To Prong or Not to Prong
Part 2 of 2
If you check out my past post on how to wire wrap cabochons, you'll see that the final results are much the same with variations mainly in the number of wires and the end flourishes. I'm not very fond of this style of wire-wrapping and tried to come up with a significantly different approach with my copper pendant using just two main wires front and back with informal weavings on the edge.
So I delighted when I found out Susan Whalen, a fellow Canadian who reads this blog, shared my view. She wrote on her blog, Susanna Originals, "Sure, you can vary the wraps up the stone and everybody seems to have a signature way of swirling the left-over wire at the top, but it's still a beautiful gemstone with distracting swirlies." There had to be a better way and she found it. Shown here are her lovely amazonite and rhodonite necklaces whose pendants have been prong set using square wires. Just the ticket! Thanks Susan for letting me share the pictures here.

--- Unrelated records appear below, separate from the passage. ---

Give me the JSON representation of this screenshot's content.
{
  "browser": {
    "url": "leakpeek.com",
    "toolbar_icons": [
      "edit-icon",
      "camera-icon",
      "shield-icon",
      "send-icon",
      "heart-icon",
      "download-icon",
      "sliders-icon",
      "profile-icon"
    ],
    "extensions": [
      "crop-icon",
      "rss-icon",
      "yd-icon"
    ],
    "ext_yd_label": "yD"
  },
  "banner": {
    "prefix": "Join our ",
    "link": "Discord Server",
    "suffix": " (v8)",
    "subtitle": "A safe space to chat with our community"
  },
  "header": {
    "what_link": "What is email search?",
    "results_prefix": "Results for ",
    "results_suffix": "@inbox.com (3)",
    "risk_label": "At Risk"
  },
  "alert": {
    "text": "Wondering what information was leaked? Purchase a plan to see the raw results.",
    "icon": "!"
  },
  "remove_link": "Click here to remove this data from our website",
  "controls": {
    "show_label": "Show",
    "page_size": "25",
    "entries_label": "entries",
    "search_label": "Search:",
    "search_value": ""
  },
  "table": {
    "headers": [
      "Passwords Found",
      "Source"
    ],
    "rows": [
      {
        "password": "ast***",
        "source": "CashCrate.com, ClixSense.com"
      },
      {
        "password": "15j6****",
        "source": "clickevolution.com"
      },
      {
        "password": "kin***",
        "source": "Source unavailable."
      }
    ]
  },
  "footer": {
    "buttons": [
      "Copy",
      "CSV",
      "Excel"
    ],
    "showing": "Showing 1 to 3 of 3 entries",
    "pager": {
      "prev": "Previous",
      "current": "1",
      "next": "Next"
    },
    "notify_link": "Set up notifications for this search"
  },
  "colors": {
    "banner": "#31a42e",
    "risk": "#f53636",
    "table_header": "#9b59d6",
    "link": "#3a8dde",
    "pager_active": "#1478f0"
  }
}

She said she learned to make prong set cabochons in a book she bought from Amazon by Jim McIntosh Wiresmithing -The New Look Of Wire Art. I don't know about you but I am buying this book myself next! What Susan attempted involved no soldering but the book includes other instructional projects for soldering gorgeous frames for cabochons. Experienced wire workers can probably figure out for themselves how to do it!
Susan lives in Canada's smallest province, Prince Edward Island and picturesque one of rolling hills, green fields and red earth. This fair isle was the setting for Lucy Maud Montgomery's classic Anne of Green Gables.
Susan is an example of a jewelry artisan who sells her jewelry in an unusual location ( check my past post about the floating jewelry store) - her very own rural Village Shop in Bedeque.
I keep a four-tier jewelry display on the front counter and it doesn't hold too much, but that's a good thing in a way. Sometimes if you overwhelm people with too much choice, they won't buy anything. This small display allows me to showcase pieces and listen to comments.If a piece has been out too long without comment, it is replaced and I take a good look at it to decide if it needs redesigning."
How does Susan do in her rural location? Well, when I asked her if she had an online store I could link to, she said all she had was her blog. She added, "Someday, if and when I sell my store, I will concentrate on web sales, but right now I have trouble keeping my little jewelry display in the store filled. Which, I suppose, is a good problem. Unfortunately, my ordering far exceeds my production and sales lately." Sound familiar?
Original Post by THE BEADING GEM
Jewelry Making Tips - Jewelry Business Tips